### Work required
Each line of the listing that includes the string "selected" is to be identified and copied.

### Dataset
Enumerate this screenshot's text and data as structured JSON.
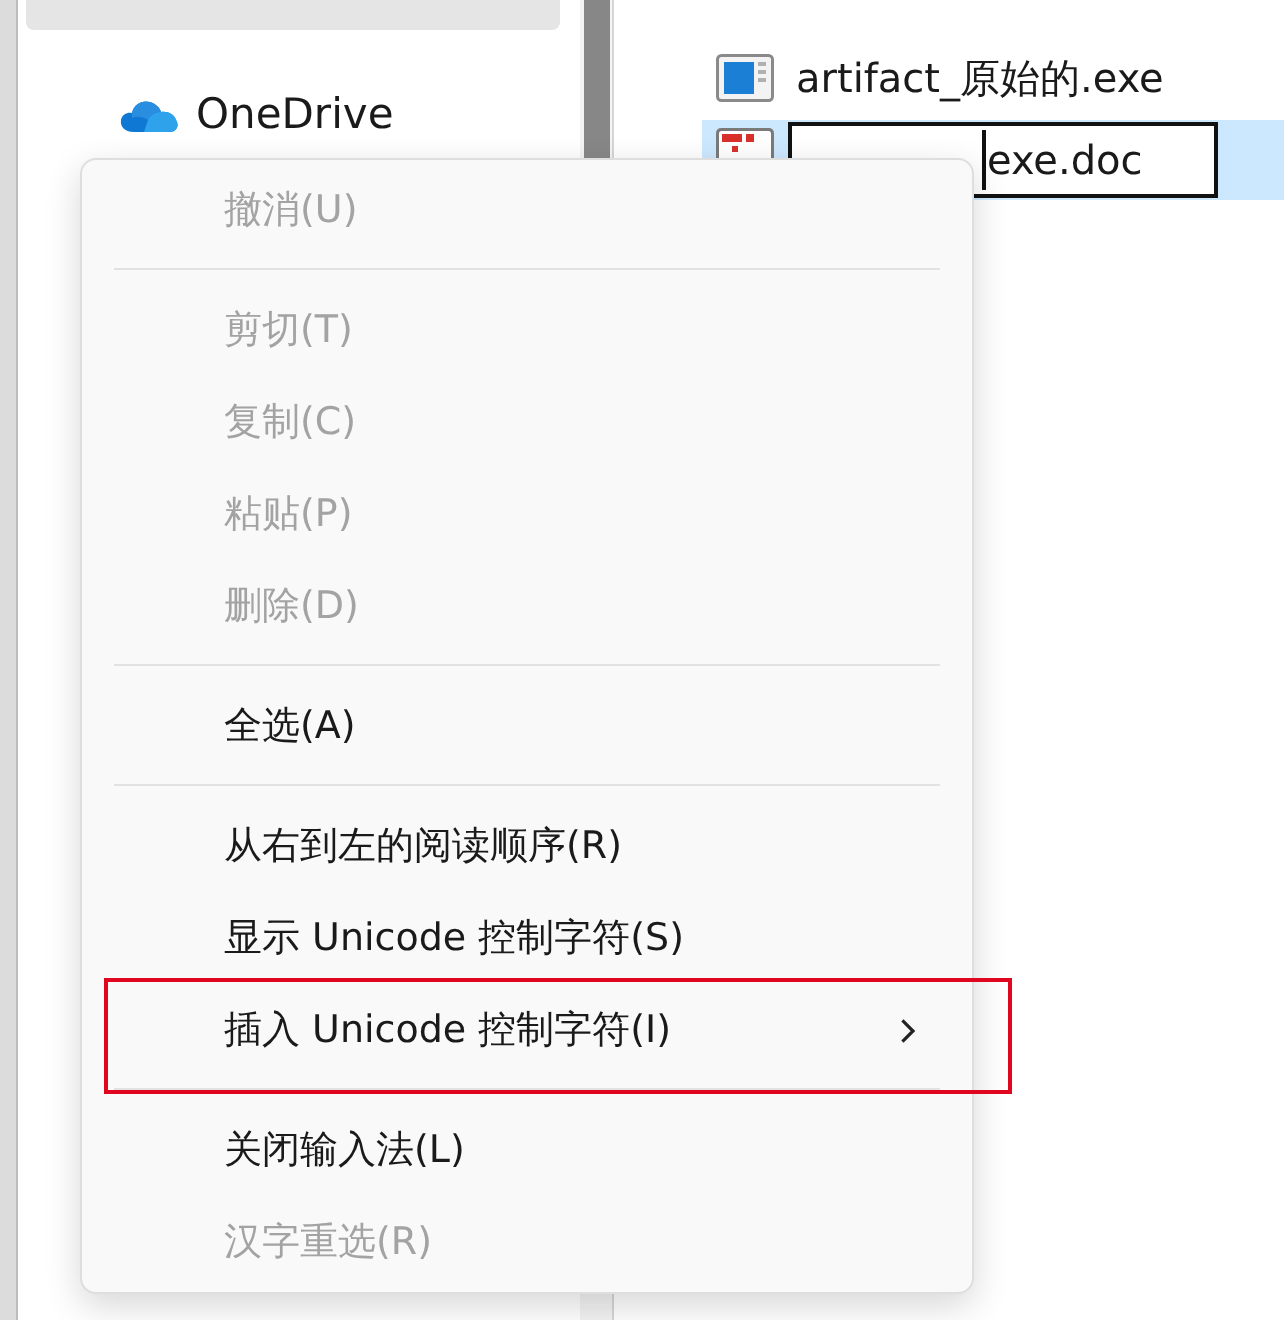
{
  "sidebar": {
    "items": [
      {
        "selected": true
      },
      {
        "label": "OneDrive",
        "selected": false
      }
    ]
  },
  "files": [
    {
      "name": "artifact_原始的.exe",
      "kind": "exe",
      "selected": false,
      "editing": false
    },
    {
      "value": "exe.doc",
      "kind": "doc",
      "selected": true,
      "editing": true
    }
  ],
  "context_menu": {
    "groups": [
      [
        {
          "label": "撤消(U)",
          "disabled": true,
          "submenu": false,
          "outlined": false
        }
      ],
      [
        {
          "label": "剪切(T)",
          "disabled": true,
          "submenu": false,
          "outlined": false
        },
        {
          "label": "复制(C)",
          "disabled": true,
          "submenu": false,
          "outlined": false
        },
        {
          "label": "粘贴(P)",
          "disabled": true,
          "submenu": false,
          "outlined": false
        },
        {
          "label": "删除(D)",
          "disabled": true,
          "submenu": false,
          "outlined": false
        }
      ],
      [
        {
          "label": "全选(A)",
          "disabled": false,
          "submenu": false,
          "outlined": false
        }
      ],
      [
        {
          "label": "从右到左的阅读顺序(R)",
          "disabled": false,
          "submenu": false,
          "outlined": false
        },
        {
          "label": "显示 Unicode 控制字符(S)",
          "disabled": false,
          "submenu": false,
          "outlined": false
        },
        {
          "label": "插入 Unicode 控制字符(I)",
          "disabled": false,
          "submenu": true,
          "outlined": true
        }
      ],
      [
        {
          "label": "关闭输入法(L)",
          "disabled": false,
          "submenu": false,
          "outlined": false
        },
        {
          "label": "汉字重选(R)",
          "disabled": true,
          "submenu": false,
          "outlined": false
        }
      ]
    ]
  }
}
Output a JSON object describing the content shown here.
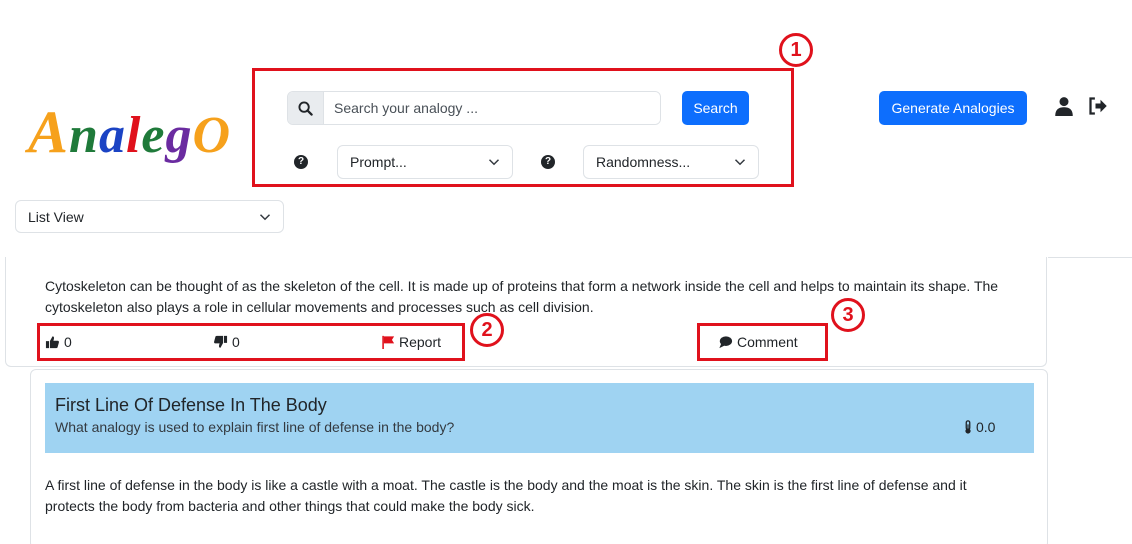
{
  "logo": {
    "letters": [
      {
        "char": "A",
        "color": "#f6a11c"
      },
      {
        "char": "n",
        "color": "#1f7a3a"
      },
      {
        "char": "a",
        "color": "#1b43c4"
      },
      {
        "char": "l",
        "color": "#e0111c"
      },
      {
        "char": "e",
        "color": "#1f7a3a"
      },
      {
        "char": "g",
        "color": "#6a2ba0"
      },
      {
        "char": "O",
        "color": "#f6a11c"
      }
    ]
  },
  "annotations": {
    "one": "1",
    "two": "2",
    "three": "3"
  },
  "search": {
    "placeholder": "Search your analogy ...",
    "value": "",
    "button_label": "Search"
  },
  "filters": {
    "prompt": "Prompt...",
    "randomness": "Randomness..."
  },
  "header": {
    "generate_label": "Generate Analogies"
  },
  "view_select": {
    "value": "List View"
  },
  "cards": [
    {
      "text": "Cytoskeleton can be thought of as the skeleton of the cell. It is made up of proteins that form a network inside the cell and helps to maintain its shape. The cytoskeleton also plays a role in cellular movements and processes such as cell division.",
      "likes": "0",
      "dislikes": "0",
      "report_label": "Report",
      "comment_label": "Comment"
    },
    {
      "title": "First Line Of Defense In The Body",
      "question": "What analogy is used to explain first line of defense in the body?",
      "temperature": "0.0",
      "text": "A first line of defense in the body is like a castle with a moat. The castle is the body and the moat is the skin. The skin is the first line of defense and it protects the body from bacteria and other things that could make the body sick."
    }
  ],
  "colors": {
    "primary": "#0d6efd",
    "annotation_red": "#e0111c",
    "header_band": "#9fd3f2",
    "report_flag": "#e0111c"
  },
  "icons": [
    "search-icon",
    "question-icon",
    "chevron-down-icon",
    "user-icon",
    "logout-icon",
    "thumbs-up-icon",
    "thumbs-down-icon",
    "flag-icon",
    "comment-icon",
    "thermometer-icon"
  ]
}
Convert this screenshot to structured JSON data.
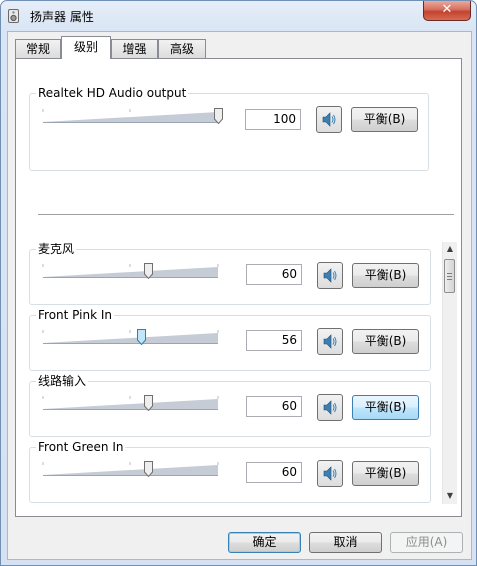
{
  "window": {
    "title": "扬声器 属性",
    "close_label": "✕"
  },
  "tabs": [
    {
      "label": "常规",
      "active": false
    },
    {
      "label": "级别",
      "active": true
    },
    {
      "label": "增强",
      "active": false
    },
    {
      "label": "高级",
      "active": false
    }
  ],
  "output_group": {
    "label": "Realtek HD Audio output",
    "value": "100",
    "level": 100,
    "balance_label": "平衡(B)"
  },
  "inputs": [
    {
      "label": "麦克风",
      "value": "60",
      "level": 60,
      "balance_label": "平衡(B)"
    },
    {
      "label": "Front Pink In",
      "value": "56",
      "level": 56,
      "balance_label": "平衡(B)"
    },
    {
      "label": "线路输入",
      "value": "60",
      "level": 60,
      "balance_label": "平衡(B)"
    },
    {
      "label": "Front Green In",
      "value": "60",
      "level": 60,
      "balance_label": "平衡(B)"
    }
  ],
  "buttons": {
    "ok": "确定",
    "cancel": "取消",
    "apply": "应用(A)"
  },
  "icons": {
    "window": "speaker-properties-icon",
    "mute": "speaker-icon"
  },
  "colors": {
    "accent": "#3c7fb1",
    "close": "#c24330"
  }
}
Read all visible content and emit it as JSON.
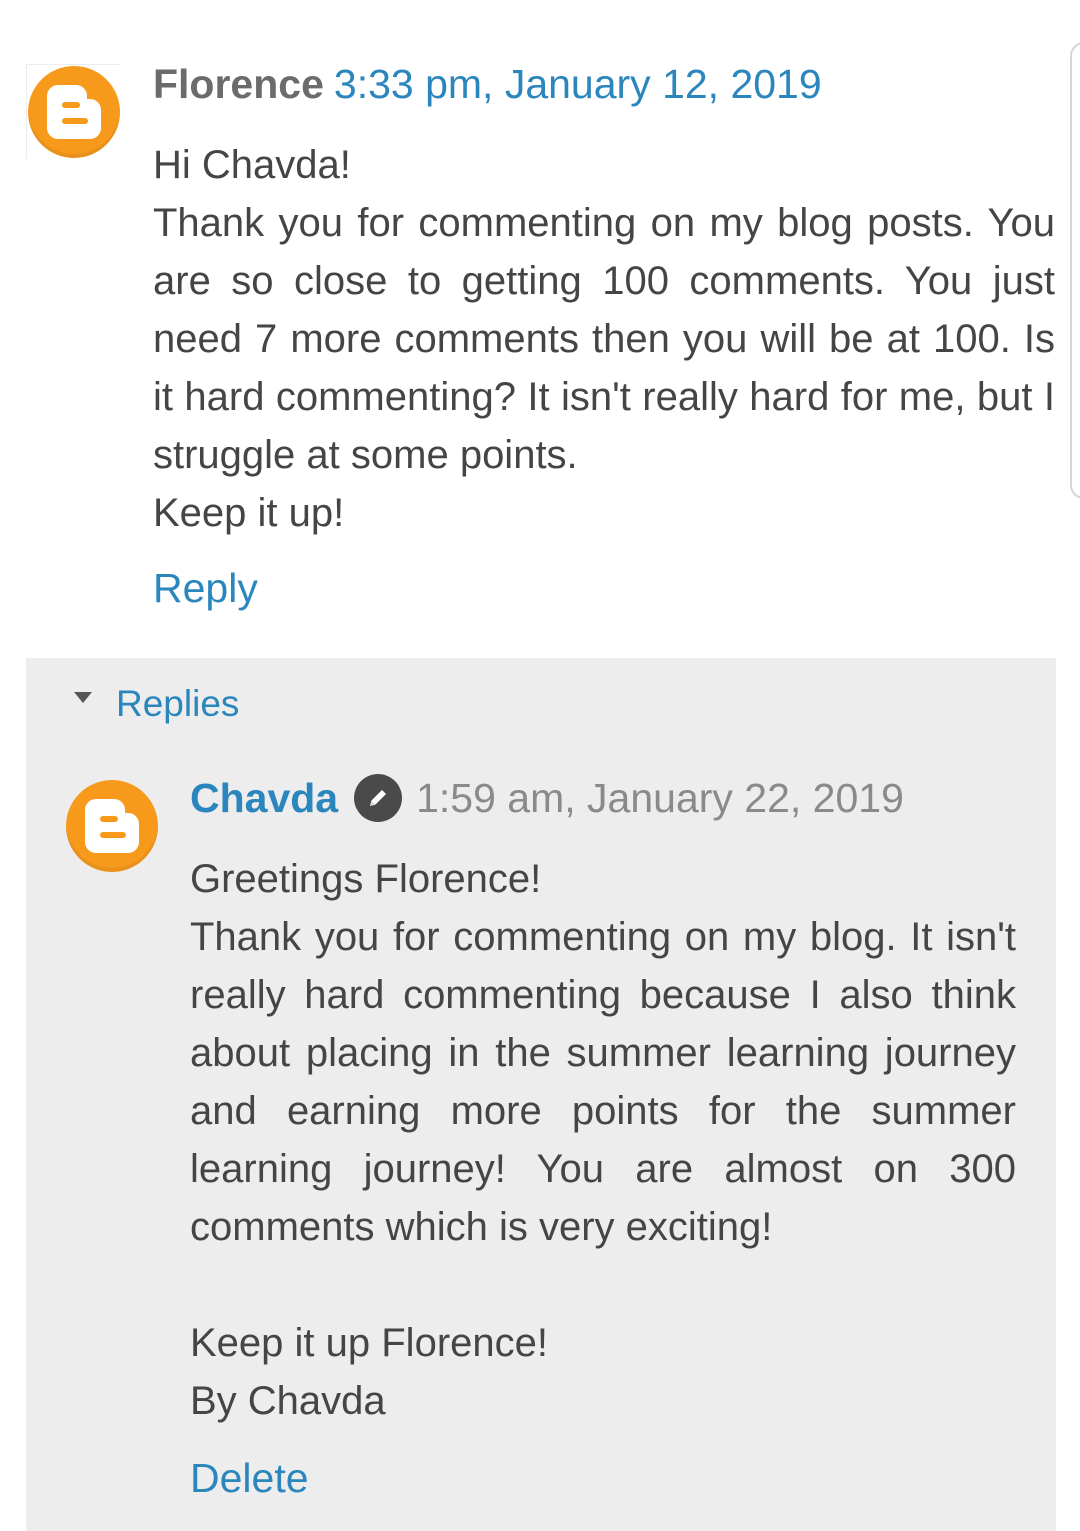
{
  "colors": {
    "link": "#2a86bd",
    "author": "#6b6b6b",
    "body_text": "#454545",
    "replies_background": "#ededed",
    "blogger_orange": "#f79a1c"
  },
  "comment": {
    "author": "Florence",
    "timestamp": "3:33 pm, January 12, 2019",
    "avatar_icon": "blogger-logo-icon",
    "body": [
      "Hi Chavda!",
      "Thank you for commenting on my blog posts. You are so close to getting 100 comments. You just need 7 more comments then you will be at 100. Is it hard commenting? It isn't really hard for me, but I struggle at some points.",
      "Keep it up!"
    ],
    "reply_label": "Reply"
  },
  "replies": {
    "toggle_label": "Replies",
    "toggle_icon": "caret-down-icon",
    "items": [
      {
        "author": "Chavda",
        "author_badge_icon": "pencil-icon",
        "timestamp": "1:59 am, January 22, 2019",
        "avatar_icon": "blogger-logo-icon",
        "body": [
          "Greetings Florence!",
          "Thank you for commenting on my blog. It isn't really hard commenting because I also think about placing in the summer learning journey and earning more points for the summer learning journey! You are almost on 300 comments which is very exciting!",
          "",
          "Keep it up Florence!",
          "By Chavda"
        ],
        "delete_label": "Delete"
      }
    ]
  }
}
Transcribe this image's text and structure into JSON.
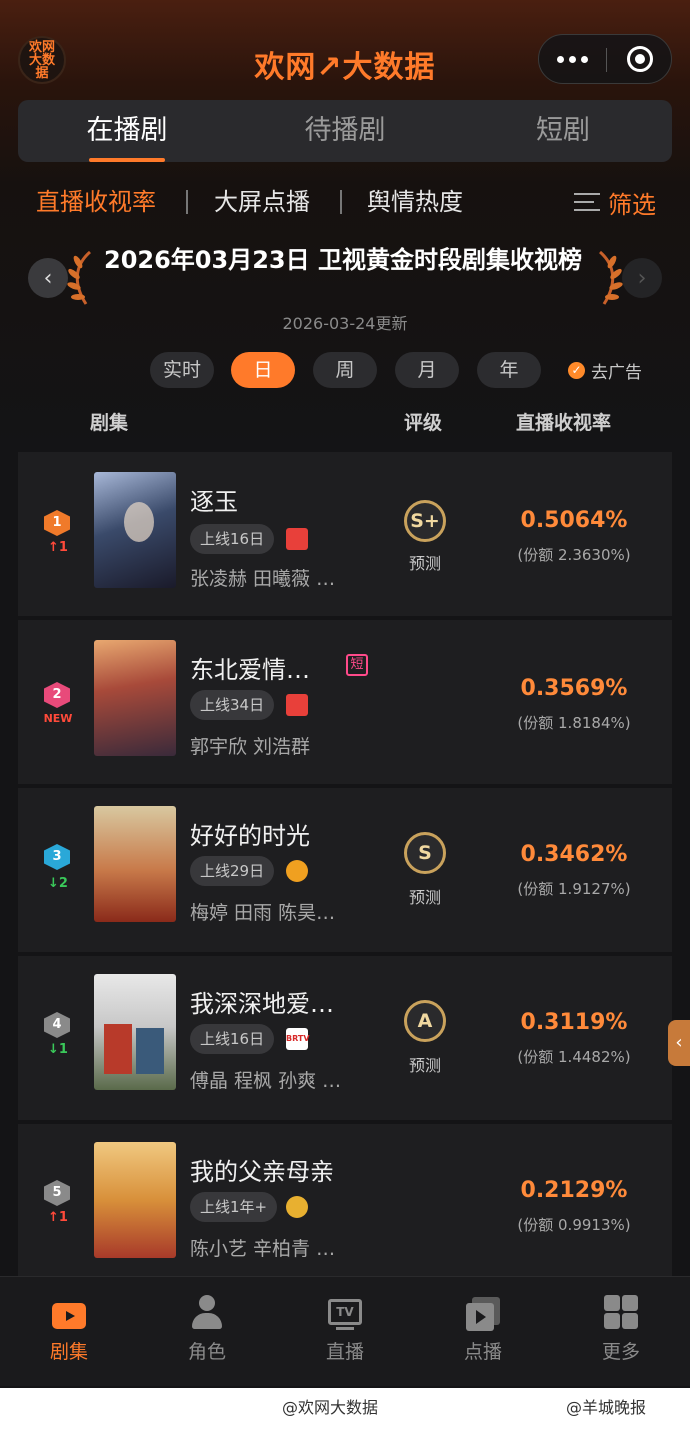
{
  "app": {
    "brand": "欢网↗大数据",
    "logo_text": "欢网大数据"
  },
  "main_tabs": [
    "在播剧",
    "待播剧",
    "短剧"
  ],
  "sub_tabs": [
    "直播收视率",
    "大屏点播",
    "舆情热度"
  ],
  "filter_label": "筛选",
  "rank_title": "2026年03月23日 卫视黄金时段剧集收视榜",
  "update_time": "2026-03-24更新",
  "periods": [
    "实时",
    "日",
    "周",
    "月",
    "年"
  ],
  "active_period": "日",
  "no_ad_label": "去广告",
  "columns": {
    "show": "剧集",
    "grade": "评级",
    "rating": "直播收视率"
  },
  "rows": [
    {
      "rank": "1",
      "trend": "↑1",
      "title": "逐玉",
      "days": "上线16日",
      "cast": "张凌赫 田曦薇 …",
      "grade": "S+",
      "predict": "预测",
      "rating": "0.5064%",
      "share": "(份额 2.3630%)",
      "rank_color": "#f07a2a",
      "trend_color": "#ff4a3a",
      "channel_color": "#e8403a"
    },
    {
      "rank": "2",
      "trend": "NEW",
      "title": "东北爱情…",
      "short_tag": "短",
      "days": "上线34日",
      "cast": "郭宇欣 刘浩群",
      "rating": "0.3569%",
      "share": "(份额 1.8184%)",
      "rank_color": "#e84a7a",
      "trend_color": "#ff4a3a",
      "channel_color": "#e8403a"
    },
    {
      "rank": "3",
      "trend": "↓2",
      "title": "好好的时光",
      "days": "上线29日",
      "cast": "梅婷 田雨 陈昊…",
      "grade": "S",
      "predict": "预测",
      "rating": "0.3462%",
      "share": "(份额 1.9127%)",
      "rank_color": "#2aa8d8",
      "trend_color": "#3ac85a",
      "channel_color": "#f0a020"
    },
    {
      "rank": "4",
      "trend": "↓1",
      "title": "我深深地爱…",
      "days": "上线16日",
      "cast": "傅晶 程枫 孙爽 …",
      "grade": "A",
      "predict": "预测",
      "rating": "0.3119%",
      "share": "(份额 1.4482%)",
      "rank_color": "#8a8a8a",
      "trend_color": "#3ac85a",
      "channel_color": "#d82a2a",
      "channel_text": "BRTV"
    },
    {
      "rank": "5",
      "trend": "↑1",
      "title": "我的父亲母亲",
      "days": "上线1年+",
      "cast": "陈小艺 辛柏青 …",
      "rating": "0.2129%",
      "share": "(份额 0.9913%)",
      "rank_color": "#8a8a8a",
      "trend_color": "#ff4a3a",
      "channel_color": "#e8b030"
    }
  ],
  "bottom_nav": [
    "剧集",
    "角色",
    "直播",
    "点播",
    "更多"
  ],
  "side_tab": "‹",
  "watermarks": [
    "@欢网大数据",
    "@羊城晚报"
  ]
}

### Output for this exercise
        "selected": true
        "selected": false
      "selected": false,
      "selected": true,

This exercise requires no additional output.